PS4 DualShock 4 Works With Windows PCs, Sony Keeping an Eye on Steam Box
One of the biggest advantages Microsoft has over Sony during the Xbox 360 and PS3 generation is its controller. Love the Xbox 360 gamepad or hate it, it works wonderfully with compatible PC games — simply plug in and play. Meanwhile, Sony’s DualShock 3 works, but it requires third-party drivers. This time around, Sony is looking to get its DualShock 4 into the world of PC gaming, and will make its controller work with PCs right out of the box.
PC gaming has never been a platform for standard console controllers. From real-time strategy games to MMORPGs or MOBAs to competitive shooters, the keyboard-and-mouse combo always provided the appropriate amount of inputs and the highest level of precision. In recent years, thanks to the rise of Steam and the PC indie gaming scene, more games on the platform jive better with a standard gamepad – from “retro” platformers to one-button physics-based puzzlers. If you want to have a better time playing Rogue Legacy on your PC, you’re without question going to need an Xbox 360 gamepad.
In other words, there’s a small, specific market to infiltrate, and it appears that Sony isn’t going to hand it to Microsoft on a silver platter this generation. In a short exchange on Twitter, Sony’s Shuhei Yoshida confirmed that the PS4′s DualShock 4 will work with Windows PCs in a basic capacity.
The basic capacity Yoshida referred to provides everything you need to game on a PC with a gamepad: the analog sticks and standard buttons. More advanced features, like the DualShock 4′s touchpad, will likely need extra configuration before a PC recognizes it. Even if the DualShock 4′s advanced features can be easily set up on a PC — the touchpad providing basic mouse control — the biggest obstacle Sony has to overcome would be that every PC gamepad control scheme uses the Xbox 360 controller’s buttons. Instead of Sony’s geometric face buttons and colors, PC games use the Xbox 360′s letter-based face buttons and colors. It’s disorienting when an on-screen prompt directs you to push the A button, but your controller doesn’t have one.
An easy solution would be if the DualShock 4 included the Xinput API, which is what makes a computer recognize a gamepad as a 360 controller. If Sony gave its new gamepad Xinput support, the company would be relenting a little bit — but it already won the bigger battle of Blu-ray, so perhaps it won’t mind using Xinput.

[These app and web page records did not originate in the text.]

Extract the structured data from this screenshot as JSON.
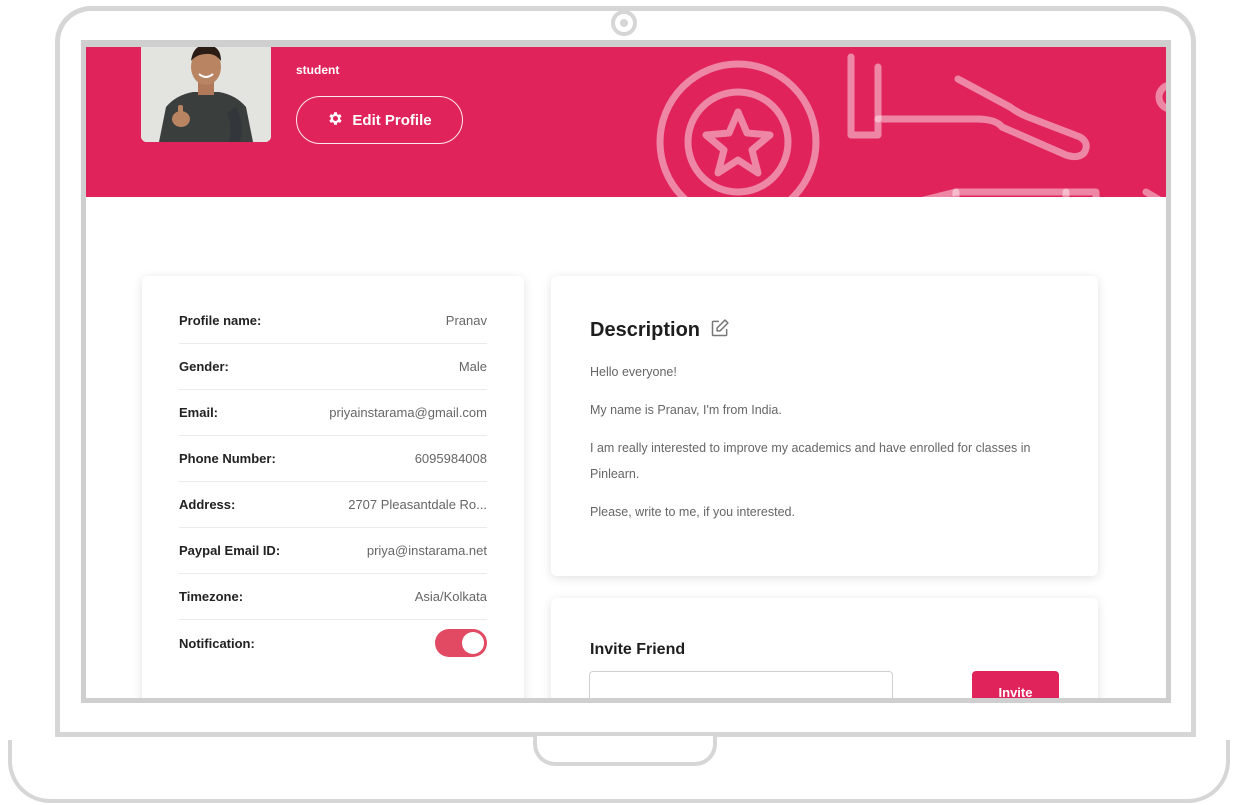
{
  "header": {
    "role": "student",
    "edit_profile_label": "Edit Profile"
  },
  "profile": {
    "rows": [
      {
        "label": "Profile name:",
        "value": "Pranav"
      },
      {
        "label": "Gender:",
        "value": "Male"
      },
      {
        "label": "Email:",
        "value": "priyainstarama@gmail.com"
      },
      {
        "label": "Phone Number:",
        "value": "6095984008"
      },
      {
        "label": "Address:",
        "value": "2707 Pleasantdale Ro..."
      },
      {
        "label": "Paypal Email ID:",
        "value": "priya@instarama.net"
      },
      {
        "label": "Timezone:",
        "value": "Asia/Kolkata"
      }
    ],
    "notification_label": "Notification:",
    "notification_on": true
  },
  "description": {
    "title": "Description",
    "paragraphs": [
      "Hello everyone!",
      "My name is Pranav, I'm from India.",
      "I am really interested to improve my academics and have enrolled for classes in Pinlearn.",
      "Please, write to me, if you interested."
    ]
  },
  "invite": {
    "title": "Invite Friend",
    "input_value": "",
    "button_label": "Invite"
  },
  "icons": {
    "settings": "gear-icon",
    "edit": "edit-icon"
  },
  "colors": {
    "brand": "#e0245b",
    "toggle": "#e14a62",
    "card_bg": "#ffffff",
    "frame": "#d6d6d6"
  }
}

Sony could potentially have another ace up its gamepad sleeve as well. A couple of weeks ago, Valve (vaguely) revealed the Steam Box, its attempt to push Steam and PC gaming into the living room. Both Sony and Microsoft said they would be keeping their eyes on the Steam Box and SteamOS. As Valve has stated, if you don’t dig its Steam Controller, you can use any other method of input that is compatible with a PC — which would be either a keyboard and mouse or Xbox 360 gamepad. With Sony watching the Steam Box, and now making its DualShock 4 compatible with PCs, it’s probable that Sony would want to make its gamepad the alternative choice to the Steam Controller.
Considering the PS4 has such a lead in popularity and a pristine image compared to the Xbox One, the DualShock 4 install base will likely be higher than the Xbox One gamepad’s install base by the end of the year — especially considering the Xbox One controller won’t be compatible with PCs until 2014.
Sony gaining market share in the PC gamepad sector likely won’t have too much of an effect on PC gaming, but it could lead to everyone praising the DualShock 4 as the best PC gamepad out there, which would give Sony and its PS4 an even higher boost in reputation.